» ASSIGNED TASK: Pull every line that holds the word "kind" from the entries.

[AVAILABLE DATA]

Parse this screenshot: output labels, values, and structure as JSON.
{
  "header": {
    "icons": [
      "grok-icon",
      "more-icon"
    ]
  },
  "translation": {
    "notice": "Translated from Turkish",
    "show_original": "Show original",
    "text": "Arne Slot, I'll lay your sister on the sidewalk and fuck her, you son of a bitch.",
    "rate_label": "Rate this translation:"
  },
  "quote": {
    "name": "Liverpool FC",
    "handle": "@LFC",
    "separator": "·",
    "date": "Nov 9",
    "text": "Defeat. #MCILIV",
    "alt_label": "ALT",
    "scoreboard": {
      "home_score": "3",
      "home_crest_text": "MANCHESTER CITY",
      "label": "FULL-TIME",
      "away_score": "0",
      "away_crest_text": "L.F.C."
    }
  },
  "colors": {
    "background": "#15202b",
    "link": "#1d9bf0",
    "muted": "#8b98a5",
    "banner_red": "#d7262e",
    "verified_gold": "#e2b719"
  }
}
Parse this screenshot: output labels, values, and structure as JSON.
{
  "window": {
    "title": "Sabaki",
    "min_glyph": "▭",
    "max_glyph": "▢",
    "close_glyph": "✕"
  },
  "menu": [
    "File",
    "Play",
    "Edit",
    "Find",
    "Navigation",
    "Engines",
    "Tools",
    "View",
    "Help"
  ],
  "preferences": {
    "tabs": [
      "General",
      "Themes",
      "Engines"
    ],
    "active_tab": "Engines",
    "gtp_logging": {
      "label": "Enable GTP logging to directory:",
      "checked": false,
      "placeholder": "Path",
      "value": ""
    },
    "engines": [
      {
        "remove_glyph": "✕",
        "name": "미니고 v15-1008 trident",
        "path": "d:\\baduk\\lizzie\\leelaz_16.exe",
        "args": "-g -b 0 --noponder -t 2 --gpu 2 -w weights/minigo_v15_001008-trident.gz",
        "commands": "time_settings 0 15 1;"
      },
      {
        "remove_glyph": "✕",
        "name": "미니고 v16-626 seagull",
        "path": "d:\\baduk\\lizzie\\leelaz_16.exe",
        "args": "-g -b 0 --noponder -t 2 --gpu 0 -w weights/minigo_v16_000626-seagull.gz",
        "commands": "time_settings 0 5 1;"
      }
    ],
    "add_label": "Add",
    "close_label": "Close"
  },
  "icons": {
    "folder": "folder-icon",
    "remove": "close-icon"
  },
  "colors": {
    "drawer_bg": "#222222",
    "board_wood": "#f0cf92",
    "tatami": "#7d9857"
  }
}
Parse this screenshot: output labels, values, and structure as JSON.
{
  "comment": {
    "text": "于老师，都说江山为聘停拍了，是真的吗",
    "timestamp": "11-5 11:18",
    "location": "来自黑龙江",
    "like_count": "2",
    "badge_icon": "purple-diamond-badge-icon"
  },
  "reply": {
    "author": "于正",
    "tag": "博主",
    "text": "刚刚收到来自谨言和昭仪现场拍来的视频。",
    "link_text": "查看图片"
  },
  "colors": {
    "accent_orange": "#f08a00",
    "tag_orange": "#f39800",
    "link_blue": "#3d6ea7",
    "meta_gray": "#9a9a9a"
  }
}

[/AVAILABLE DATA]
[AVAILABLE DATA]

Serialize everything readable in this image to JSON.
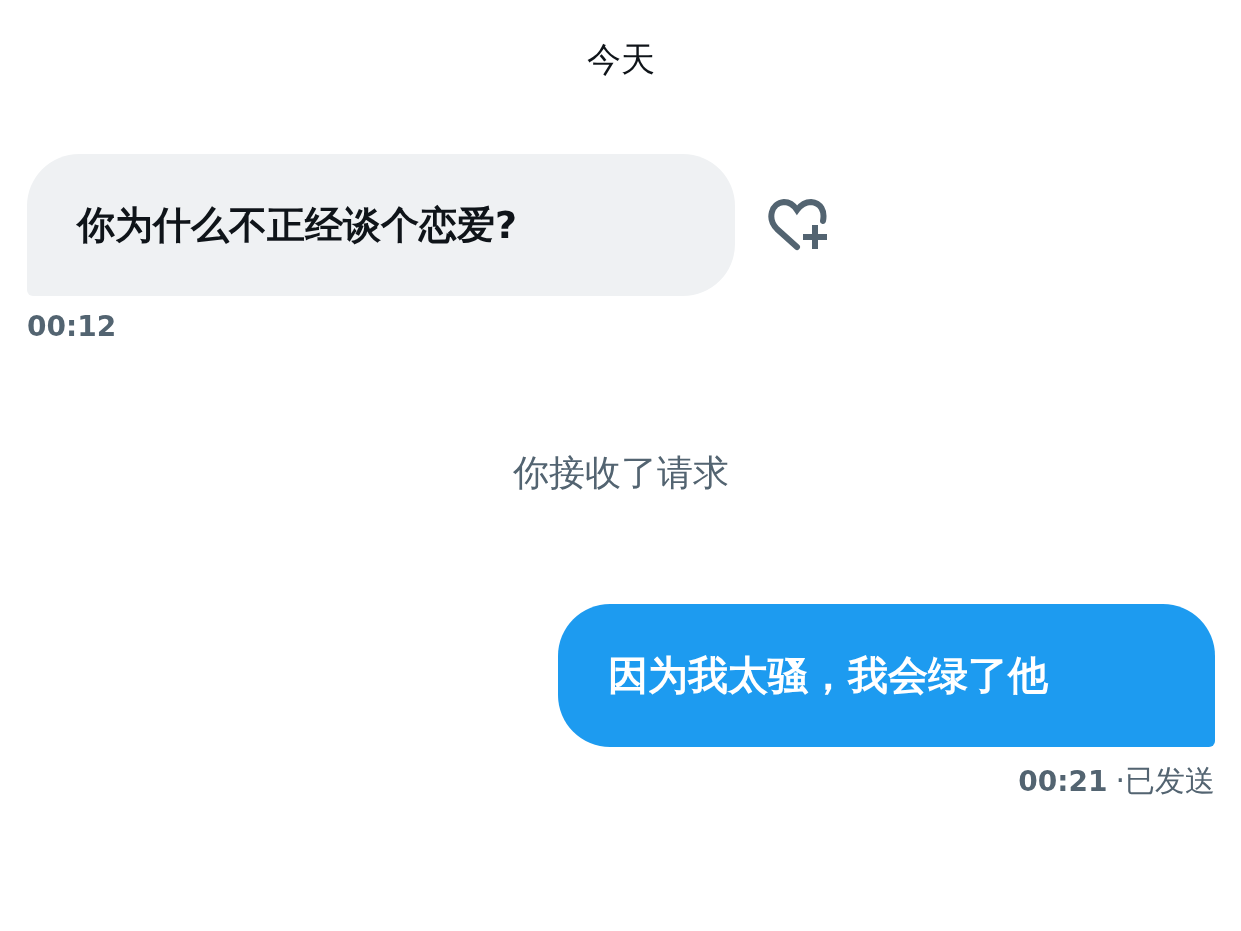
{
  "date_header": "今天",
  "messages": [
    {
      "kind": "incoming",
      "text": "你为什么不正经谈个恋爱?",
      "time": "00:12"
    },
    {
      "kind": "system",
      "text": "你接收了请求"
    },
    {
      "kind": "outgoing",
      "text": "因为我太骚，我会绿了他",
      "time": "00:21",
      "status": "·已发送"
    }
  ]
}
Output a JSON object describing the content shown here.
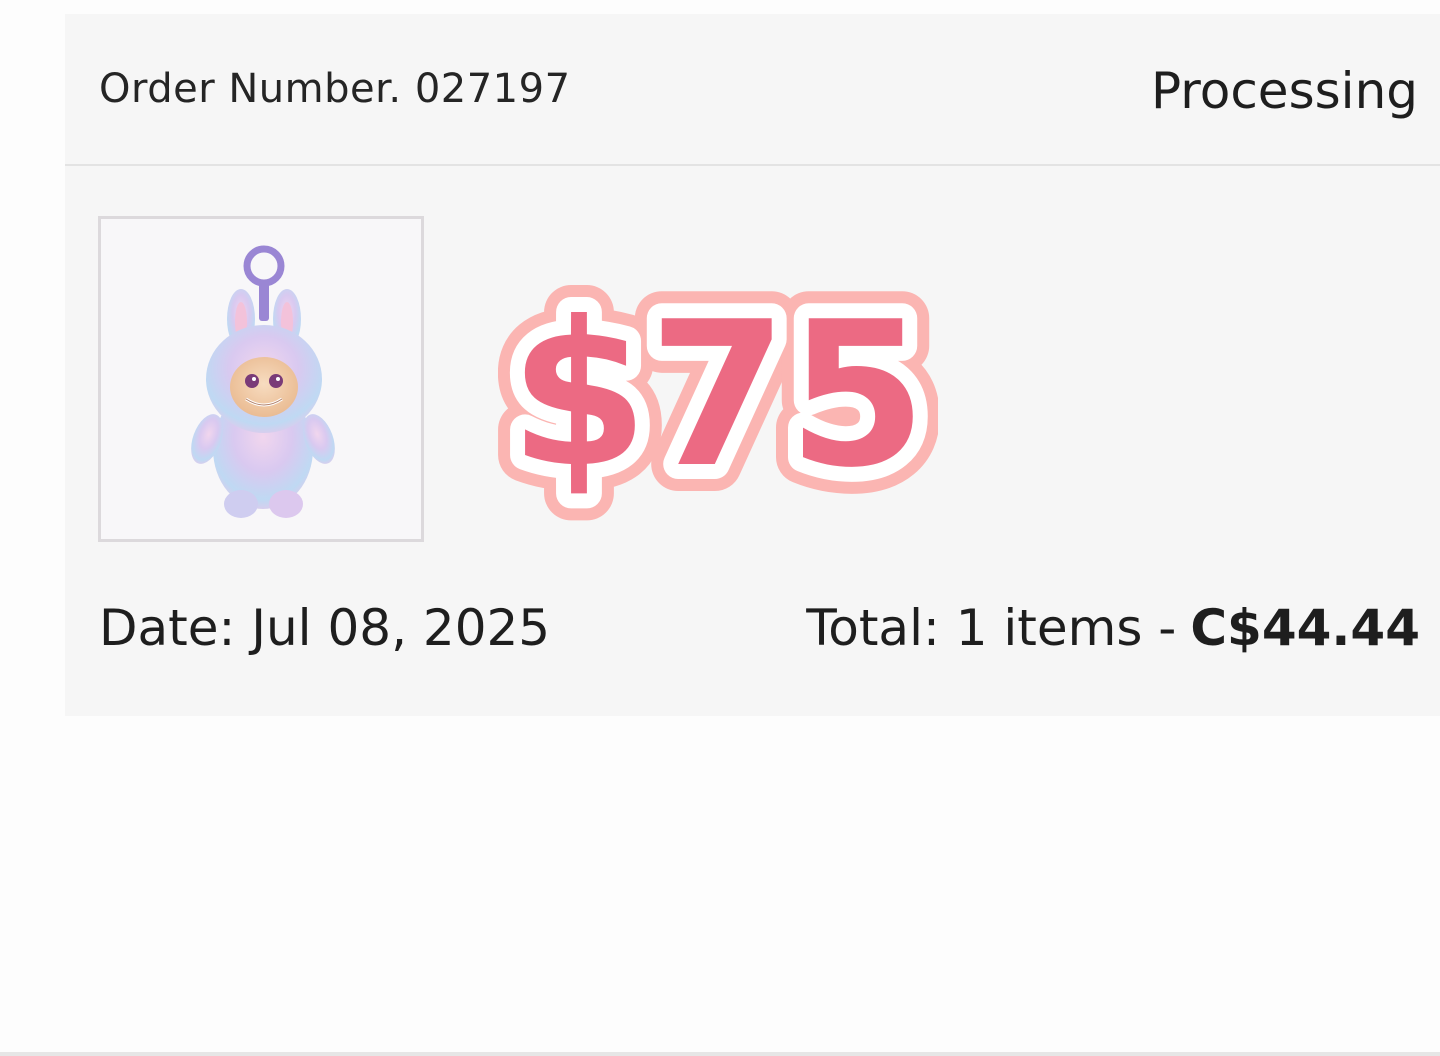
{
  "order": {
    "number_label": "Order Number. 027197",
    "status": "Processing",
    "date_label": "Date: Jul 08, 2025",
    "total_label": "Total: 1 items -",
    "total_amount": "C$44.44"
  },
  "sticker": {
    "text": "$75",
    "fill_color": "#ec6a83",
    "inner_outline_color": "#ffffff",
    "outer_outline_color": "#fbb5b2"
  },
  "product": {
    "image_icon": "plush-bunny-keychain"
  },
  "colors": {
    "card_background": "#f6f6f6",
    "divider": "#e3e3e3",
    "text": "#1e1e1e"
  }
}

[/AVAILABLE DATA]

» SOLUTION BELOW:
      "kind": "incoming",
      "kind": "system",
      "kind": "outgoing",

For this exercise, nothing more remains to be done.